>>>>>

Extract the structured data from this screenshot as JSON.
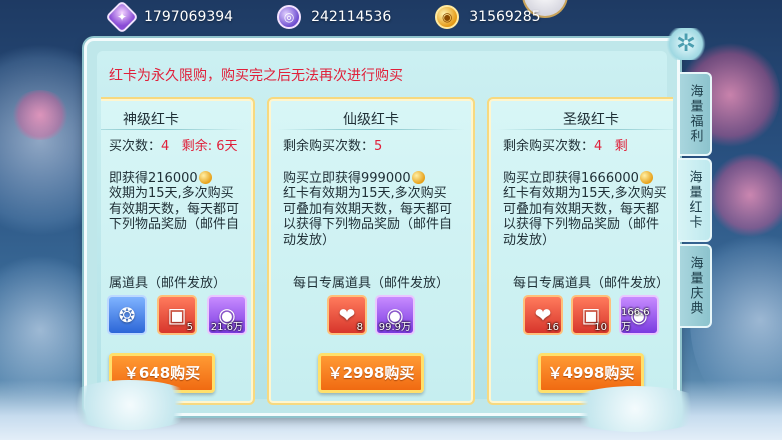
{
  "currencies": [
    {
      "icon": "purple-gem-icon",
      "glyph": "✦",
      "value": "1797069394"
    },
    {
      "icon": "purple-coin-icon",
      "glyph": "◎",
      "value": "242114536"
    },
    {
      "icon": "gold-coin-icon",
      "glyph": "◉",
      "value": "31569285"
    }
  ],
  "notice": "红卡为永久限购，购买完之后无法再次进行购买",
  "cards": [
    {
      "title": "神级红卡",
      "remain_label": "买次数：",
      "remain_count": "4",
      "days_label": "剩余: 6天",
      "desc_line1": "即获得216000",
      "desc_rest": "效期为15天,多次购买\n有效期天数，每天都可\n下列物品奖励（邮件自",
      "daily_label": "属道具（邮件发放）",
      "items": [
        {
          "icon": "blue-orb-icon",
          "glyph": "❂",
          "color": "blue",
          "qty": ""
        },
        {
          "icon": "treasure-chest-icon",
          "glyph": "▣",
          "color": "red",
          "qty": "5"
        },
        {
          "icon": "purple-coin-icon",
          "glyph": "◉",
          "color": "purple",
          "qty": "21.6万"
        }
      ],
      "buy_label": "￥648购买"
    },
    {
      "title": "仙级红卡",
      "remain_label": "剩余购买次数：",
      "remain_count": "5",
      "days_label": "",
      "desc_line1": "购买立即获得999000",
      "desc_rest": "红卡有效期为15天,多次购买\n可叠加有效期天数，每天都可\n以获得下列物品奖励（邮件自\n动发放）",
      "daily_label": "每日专属道具（邮件发放）",
      "items": [
        {
          "icon": "red-gem-icon",
          "glyph": "❤",
          "color": "red",
          "qty": "8"
        },
        {
          "icon": "purple-coin-icon",
          "glyph": "◉",
          "color": "purple",
          "qty": "99.9万"
        }
      ],
      "buy_label": "￥2998购买"
    },
    {
      "title": "圣级红卡",
      "remain_label": "剩余购买次数：",
      "remain_count": "4",
      "days_label": "剩",
      "desc_line1": "购买立即获得1666000",
      "desc_rest": "红卡有效期为15天,多次购买\n可叠加有效期天数，每天都\n以获得下列物品奖励（邮件\n动发放）",
      "daily_label": "每日专属道具（邮件发放）",
      "items": [
        {
          "icon": "red-gem-icon",
          "glyph": "❤",
          "color": "red",
          "qty": "16"
        },
        {
          "icon": "treasure-chest-icon",
          "glyph": "▣",
          "color": "red",
          "qty": "10"
        },
        {
          "icon": "purple-coin-icon",
          "glyph": "◉",
          "color": "purple",
          "qty": "166.6万"
        }
      ],
      "buy_label": "￥4998购买"
    }
  ],
  "side_tabs": [
    {
      "label": "海量福利",
      "active": false
    },
    {
      "label": "海量红卡",
      "active": true
    },
    {
      "label": "海量庆典",
      "active": false
    }
  ],
  "colors": {
    "notice_red": "#e0203a",
    "panel": "#bfe7ea",
    "buy_orange": "#f06a12"
  }
}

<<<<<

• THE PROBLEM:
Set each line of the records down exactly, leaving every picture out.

• ANSWER BOX:
Extract the structured data from this screenshot as JSON.
{
  "currencies": [
    {
      "icon": "purple-gem-icon",
      "glyph": "✦",
      "value": "1797069394"
    },
    {
      "icon": "purple-coin-icon",
      "glyph": "◎",
      "value": "242114536"
    },
    {
      "icon": "gold-coin-icon",
      "glyph": "◉",
      "value": "31569285"
    }
  ],
  "notice": "红卡为永久限购，购买完之后无法再次进行购买",
  "cards": [
    {
      "title": "神级红卡",
      "remain_label": "买次数：",
      "remain_count": "4",
      "days_label": "剩余: 6天",
      "desc_line1": "即获得216000",
      "desc_rest": "效期为15天,多次购买\n有效期天数，每天都可\n下列物品奖励（邮件自",
      "daily_label": "属道具（邮件发放）",
      "items": [
        {
          "icon": "blue-orb-icon",
          "glyph": "❂",
          "color": "blue",
          "qty": ""
        },
        {
          "icon": "treasure-chest-icon",
          "glyph": "▣",
          "color": "red",
          "qty": "5"
        },
        {
          "icon": "purple-coin-icon",
          "glyph": "◉",
          "color": "purple",
          "qty": "21.6万"
        }
      ],
      "buy_label": "￥648购买"
    },
    {
      "title": "仙级红卡",
      "remain_label": "剩余购买次数：",
      "remain_count": "5",
      "days_label": "",
      "desc_line1": "购买立即获得999000",
      "desc_rest": "红卡有效期为15天,多次购买\n可叠加有效期天数，每天都可\n以获得下列物品奖励（邮件自\n动发放）",
      "daily_label": "每日专属道具（邮件发放）",
      "items": [
        {
          "icon": "red-gem-icon",
          "glyph": "❤",
          "color": "red",
          "qty": "8"
        },
        {
          "icon": "purple-coin-icon",
          "glyph": "◉",
          "color": "purple",
          "qty": "99.9万"
        }
      ],
      "buy_label": "￥2998购买"
    },
    {
      "title": "圣级红卡",
      "remain_label": "剩余购买次数：",
      "remain_count": "4",
      "days_label": "剩",
      "desc_line1": "购买立即获得1666000",
      "desc_rest": "红卡有效期为15天,多次购买\n可叠加有效期天数，每天都\n以获得下列物品奖励（邮件\n动发放）",
      "daily_label": "每日专属道具（邮件发放）",
      "items": [
        {
          "icon": "red-gem-icon",
          "glyph": "❤",
          "color": "red",
          "qty": "16"
        },
        {
          "icon": "treasure-chest-icon",
          "glyph": "▣",
          "color": "red",
          "qty": "10"
        },
        {
          "icon": "purple-coin-icon",
          "glyph": "◉",
          "color": "purple",
          "qty": "166.6万"
        }
      ],
      "buy_label": "￥4998购买"
    }
  ],
  "side_tabs": [
    {
      "label": "海量福利",
      "active": false
    },
    {
      "label": "海量红卡",
      "active": true
    },
    {
      "label": "海量庆典",
      "active": false
    }
  ],
  "colors": {
    "notice_red": "#e0203a",
    "panel": "#bfe7ea",
    "buy_orange": "#f06a12"
  }
}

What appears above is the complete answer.